On appeal from the Superior Court, Chancery Division.
McGeehan, Colie and Eastwood. The opinion of the court was delivered by Colie, J.A.D.
This appeal is from a judgment awarding a lump sum for arrears of alimony, award of counsel fees, adjudging appellant in contempt of court and directing him to pay $20 a week for respondent's support.
The parties were married in 1933. In 1937 the wife filed a petition for divorce and obtained a decree which provided for alimony of $50 a week. In February, 1939, appellant ceased the weekly payments and contempt proceedings were commenced against him. He countered with a proceeding to
modify the alimony payments downward. The matters were referred to a Master before whom testimony was taken and who filed his report in August, 1939. The appellant filed exceptions to the Master's report and late in 1939 argument was had before an Advisory Master and briefs filed. Eight years elapsed before the Advisory Master entered an order on September 23, 1947, reducing the weekly payments of alimony to $10 a week, payments to commence on July 1, 1939, in accordance with a stipulation between the parties. The same order awarded counsel fees of $500 and $350 to counsel. No appeal was taken from said order. While the decision on the exceptions was pending, appellant continued payments at the $50 rate until March, 1940, when, on advice of counsel, he ceased all payments. After the entry of the belated order of September 23, 1947, there ensued negotiations relative to a lump sum payment of alimony which broke down. Thereafter in December, 1948, respondent filed a petition to hold appellant in contempt of court for failure to obey the modifying order of September 23, 1947. After hearing, the judgment summarized in the fore part of this opinion was entered and this appeal taken therefrom.

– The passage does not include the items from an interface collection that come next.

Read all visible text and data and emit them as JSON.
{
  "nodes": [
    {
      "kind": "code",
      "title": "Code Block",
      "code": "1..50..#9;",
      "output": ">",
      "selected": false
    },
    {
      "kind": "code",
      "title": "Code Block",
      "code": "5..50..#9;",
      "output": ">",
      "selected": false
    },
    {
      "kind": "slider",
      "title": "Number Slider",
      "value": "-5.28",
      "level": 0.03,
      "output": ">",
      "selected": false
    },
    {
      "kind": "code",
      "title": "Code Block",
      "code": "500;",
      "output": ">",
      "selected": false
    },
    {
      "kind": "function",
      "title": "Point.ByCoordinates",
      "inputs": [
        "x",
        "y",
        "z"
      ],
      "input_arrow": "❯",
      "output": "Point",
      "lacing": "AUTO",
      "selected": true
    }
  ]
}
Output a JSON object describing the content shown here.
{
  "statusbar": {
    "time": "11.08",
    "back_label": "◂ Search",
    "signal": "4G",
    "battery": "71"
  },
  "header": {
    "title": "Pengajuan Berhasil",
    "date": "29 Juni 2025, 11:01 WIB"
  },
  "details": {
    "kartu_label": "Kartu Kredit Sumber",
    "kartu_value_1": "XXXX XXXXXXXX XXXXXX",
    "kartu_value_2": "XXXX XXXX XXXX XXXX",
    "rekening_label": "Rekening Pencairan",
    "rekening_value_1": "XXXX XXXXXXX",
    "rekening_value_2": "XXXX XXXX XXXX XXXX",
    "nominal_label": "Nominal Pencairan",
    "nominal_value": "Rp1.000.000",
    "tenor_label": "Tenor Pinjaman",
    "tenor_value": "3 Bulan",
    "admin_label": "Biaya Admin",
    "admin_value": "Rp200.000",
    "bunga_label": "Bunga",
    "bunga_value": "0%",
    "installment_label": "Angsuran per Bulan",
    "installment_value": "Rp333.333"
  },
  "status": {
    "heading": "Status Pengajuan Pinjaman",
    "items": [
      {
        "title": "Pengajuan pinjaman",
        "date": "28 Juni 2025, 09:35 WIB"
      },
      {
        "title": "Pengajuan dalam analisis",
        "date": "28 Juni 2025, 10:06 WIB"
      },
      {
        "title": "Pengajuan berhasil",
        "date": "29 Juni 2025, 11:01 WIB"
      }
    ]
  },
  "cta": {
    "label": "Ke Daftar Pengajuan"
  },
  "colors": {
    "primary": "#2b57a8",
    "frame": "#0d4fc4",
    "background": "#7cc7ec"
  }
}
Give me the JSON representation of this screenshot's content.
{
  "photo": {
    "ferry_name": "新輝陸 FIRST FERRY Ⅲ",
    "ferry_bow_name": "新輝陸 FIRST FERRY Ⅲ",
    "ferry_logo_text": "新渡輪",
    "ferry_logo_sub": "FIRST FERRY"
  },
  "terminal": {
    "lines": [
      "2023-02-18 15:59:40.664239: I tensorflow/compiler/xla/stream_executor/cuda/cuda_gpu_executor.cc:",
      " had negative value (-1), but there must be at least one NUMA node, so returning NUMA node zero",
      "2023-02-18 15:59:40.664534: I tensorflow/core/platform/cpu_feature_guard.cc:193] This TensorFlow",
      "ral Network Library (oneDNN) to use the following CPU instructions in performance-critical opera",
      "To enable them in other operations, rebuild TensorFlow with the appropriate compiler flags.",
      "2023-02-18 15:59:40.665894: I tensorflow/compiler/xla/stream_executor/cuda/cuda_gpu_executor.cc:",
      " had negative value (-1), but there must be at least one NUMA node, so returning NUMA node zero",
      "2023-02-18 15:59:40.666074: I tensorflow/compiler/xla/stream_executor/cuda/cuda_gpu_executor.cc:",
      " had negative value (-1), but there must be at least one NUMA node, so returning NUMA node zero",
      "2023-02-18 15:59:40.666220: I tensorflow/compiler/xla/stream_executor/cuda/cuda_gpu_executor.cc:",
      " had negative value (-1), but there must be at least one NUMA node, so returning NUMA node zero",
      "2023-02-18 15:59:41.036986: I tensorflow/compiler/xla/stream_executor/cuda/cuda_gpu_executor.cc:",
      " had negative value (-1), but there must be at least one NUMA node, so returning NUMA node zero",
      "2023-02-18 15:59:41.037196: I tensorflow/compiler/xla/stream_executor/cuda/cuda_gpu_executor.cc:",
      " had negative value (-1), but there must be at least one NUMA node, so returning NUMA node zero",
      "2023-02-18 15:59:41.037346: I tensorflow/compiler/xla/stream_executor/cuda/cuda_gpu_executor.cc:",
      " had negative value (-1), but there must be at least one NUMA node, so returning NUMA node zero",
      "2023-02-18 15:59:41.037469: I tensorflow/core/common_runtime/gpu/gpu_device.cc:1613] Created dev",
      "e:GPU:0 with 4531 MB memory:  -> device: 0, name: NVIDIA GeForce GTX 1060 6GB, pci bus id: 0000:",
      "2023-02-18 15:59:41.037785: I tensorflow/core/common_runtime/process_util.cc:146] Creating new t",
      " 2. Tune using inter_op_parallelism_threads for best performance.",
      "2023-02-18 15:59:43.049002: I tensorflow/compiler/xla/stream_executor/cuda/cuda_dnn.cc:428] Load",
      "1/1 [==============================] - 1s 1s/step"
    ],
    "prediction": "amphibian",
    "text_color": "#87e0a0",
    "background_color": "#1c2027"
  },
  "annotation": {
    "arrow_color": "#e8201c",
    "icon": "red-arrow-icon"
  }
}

Appellant argues that the judgment for arrears of alimony should be reversed because of respondent's lack of diligence in taking steps to compel the appellant to keep up his weekly payments. She is said to be in laches and that her refusal to accept some ad interim payments bespeaks her ability to maintain herself without the weekly payments and the fact that she has subsisted without them demonstrates that there is no necessity that she be paid the arrearages of alimony. The answer to the argument advanced lies in the fact that it was appellant who moved for a reduction of alimony. The respondent held a decree awarding her $50 a week. While we recognize that respondent had a duty to take steps to enforce payments as they fell due, nevertheless her failure to do so should not now prejudice her to the advantage of the appellant who was in default.
It is next argued that the judgment under appeal is erroneous in increasing the alimony from $10 a week as
fixed by the order of September 23, 1947, to $20 a week. Under the holding in McLeod v. McLeod , 131 N.J. Eq. 44 (E. & A. 1942), it was settled that to justify an increase in alimony already awarded, there must appear a necessity therefor and the burden of proof is upon the ex-spouse. In the present case the respondent is getting a salary of $2,200 a year and her earnings have increased almost $1,000 since 1944. The appeal is meritorious in this respect.
We agree with the judgment fixing the arrears of alimony at $3,695 but there is grave doubt as to appellant's present ability to raise that amount. Justice will be served by modifying the judgment to provide that appellant pay the arrears of alimony at the rate of $10 each week in addition to the like sum as provided for in the order of September 23, 1947. The proposed modification has the additional merit of preserving the periodic element that is so desirable in alimony.
We come now to the judgment holding appellant in contempt of court. Under the peculiar circumstances of this case, not the least of which was the unexplained delay of eight years between the hearing and decision on the exceptions to the Master's report -- a delay in no way attributable to appellant ...